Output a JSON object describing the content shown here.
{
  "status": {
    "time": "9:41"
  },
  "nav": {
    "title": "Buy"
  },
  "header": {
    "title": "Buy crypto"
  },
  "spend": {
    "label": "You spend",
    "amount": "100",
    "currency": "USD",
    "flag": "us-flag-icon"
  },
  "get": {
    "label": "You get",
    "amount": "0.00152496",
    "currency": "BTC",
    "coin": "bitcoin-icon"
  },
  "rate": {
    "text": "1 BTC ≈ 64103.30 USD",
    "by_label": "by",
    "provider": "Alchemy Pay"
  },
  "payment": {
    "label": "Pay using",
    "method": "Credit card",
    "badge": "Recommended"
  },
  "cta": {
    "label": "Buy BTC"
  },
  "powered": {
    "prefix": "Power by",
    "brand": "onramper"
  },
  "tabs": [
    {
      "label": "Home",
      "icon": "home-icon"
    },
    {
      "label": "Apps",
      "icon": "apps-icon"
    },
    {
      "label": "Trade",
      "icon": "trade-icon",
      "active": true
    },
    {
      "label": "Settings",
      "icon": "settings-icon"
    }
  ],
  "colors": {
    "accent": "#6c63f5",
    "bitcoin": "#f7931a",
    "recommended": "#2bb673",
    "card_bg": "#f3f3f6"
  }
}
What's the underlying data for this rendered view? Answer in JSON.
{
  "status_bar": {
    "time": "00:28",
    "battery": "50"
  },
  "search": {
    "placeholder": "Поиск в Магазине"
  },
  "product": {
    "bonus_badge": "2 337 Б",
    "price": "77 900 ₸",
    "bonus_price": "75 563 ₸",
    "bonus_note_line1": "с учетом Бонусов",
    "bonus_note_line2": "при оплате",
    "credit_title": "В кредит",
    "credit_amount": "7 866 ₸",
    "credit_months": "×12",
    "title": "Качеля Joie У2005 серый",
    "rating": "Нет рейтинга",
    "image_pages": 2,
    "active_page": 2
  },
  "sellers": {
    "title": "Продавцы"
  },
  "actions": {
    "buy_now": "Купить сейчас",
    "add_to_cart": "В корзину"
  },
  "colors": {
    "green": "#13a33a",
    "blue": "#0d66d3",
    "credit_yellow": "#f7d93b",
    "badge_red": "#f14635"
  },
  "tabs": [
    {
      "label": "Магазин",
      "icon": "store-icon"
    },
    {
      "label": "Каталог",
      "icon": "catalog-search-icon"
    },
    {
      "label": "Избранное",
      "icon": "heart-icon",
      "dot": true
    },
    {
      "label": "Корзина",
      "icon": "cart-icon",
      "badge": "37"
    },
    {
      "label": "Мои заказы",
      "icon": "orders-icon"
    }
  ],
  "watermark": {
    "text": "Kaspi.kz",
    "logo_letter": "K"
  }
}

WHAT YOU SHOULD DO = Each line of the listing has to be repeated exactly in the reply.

RESULT OF THE EXERCISE =
Output a JSON object describing the content shown here.
{
  "status": {
    "time": "9:41"
  },
  "nav": {
    "title": "Buy"
  },
  "header": {
    "title": "Buy crypto"
  },
  "spend": {
    "label": "You spend",
    "amount": "100",
    "currency": "USD",
    "flag": "us-flag-icon"
  },
  "get": {
    "label": "You get",
    "amount": "0.00152496",
    "currency": "BTC",
    "coin": "bitcoin-icon"
  },
  "rate": {
    "text": "1 BTC ≈ 64103.30 USD",
    "by_label": "by",
    "provider": "Alchemy Pay"
  },
  "payment": {
    "label": "Pay using",
    "method": "Credit card",
    "badge": "Recommended"
  },
  "cta": {
    "label": "Buy BTC"
  },
  "powered": {
    "prefix": "Power by",
    "brand": "onramper"
  },
  "tabs": [
    {
      "label": "Home",
      "icon": "home-icon"
    },
    {
      "label": "Apps",
      "icon": "apps-icon"
    },
    {
      "label": "Trade",
      "icon": "trade-icon",
      "active": true
    },
    {
      "label": "Settings",
      "icon": "settings-icon"
    }
  ],
  "colors": {
    "accent": "#6c63f5",
    "bitcoin": "#f7931a",
    "recommended": "#2bb673",
    "card_bg": "#f3f3f6"
  }
}
What's the underlying data for this rendered view? Answer in JSON.
{
  "status_bar": {
    "time": "00:28",
    "battery": "50"
  },
  "search": {
    "placeholder": "Поиск в Магазине"
  },
  "product": {
    "bonus_badge": "2 337 Б",
    "price": "77 900 ₸",
    "bonus_price": "75 563 ₸",
    "bonus_note_line1": "с учетом Бонусов",
    "bonus_note_line2": "при оплате",
    "credit_title": "В кредит",
    "credit_amount": "7 866 ₸",
    "credit_months": "×12",
    "title": "Качеля Joie У2005 серый",
    "rating": "Нет рейтинга",
    "image_pages": 2,
    "active_page": 2
  },
  "sellers": {
    "title": "Продавцы"
  },
  "actions": {
    "buy_now": "Купить сейчас",
    "add_to_cart": "В корзину"
  },
  "colors": {
    "green": "#13a33a",
    "blue": "#0d66d3",
    "credit_yellow": "#f7d93b",
    "badge_red": "#f14635"
  },
  "tabs": [
    {
      "label": "Магазин",
      "icon": "store-icon"
    },
    {
      "label": "Каталог",
      "icon": "catalog-search-icon"
    },
    {
      "label": "Избранное",
      "icon": "heart-icon",
      "dot": true
    },
    {
      "label": "Корзина",
      "icon": "cart-icon",
      "badge": "37"
    },
    {
      "label": "Мои заказы",
      "icon": "orders-icon"
    }
  ],
  "watermark": {
    "text": "Kaspi.kz",
    "logo_letter": "K"
  }
}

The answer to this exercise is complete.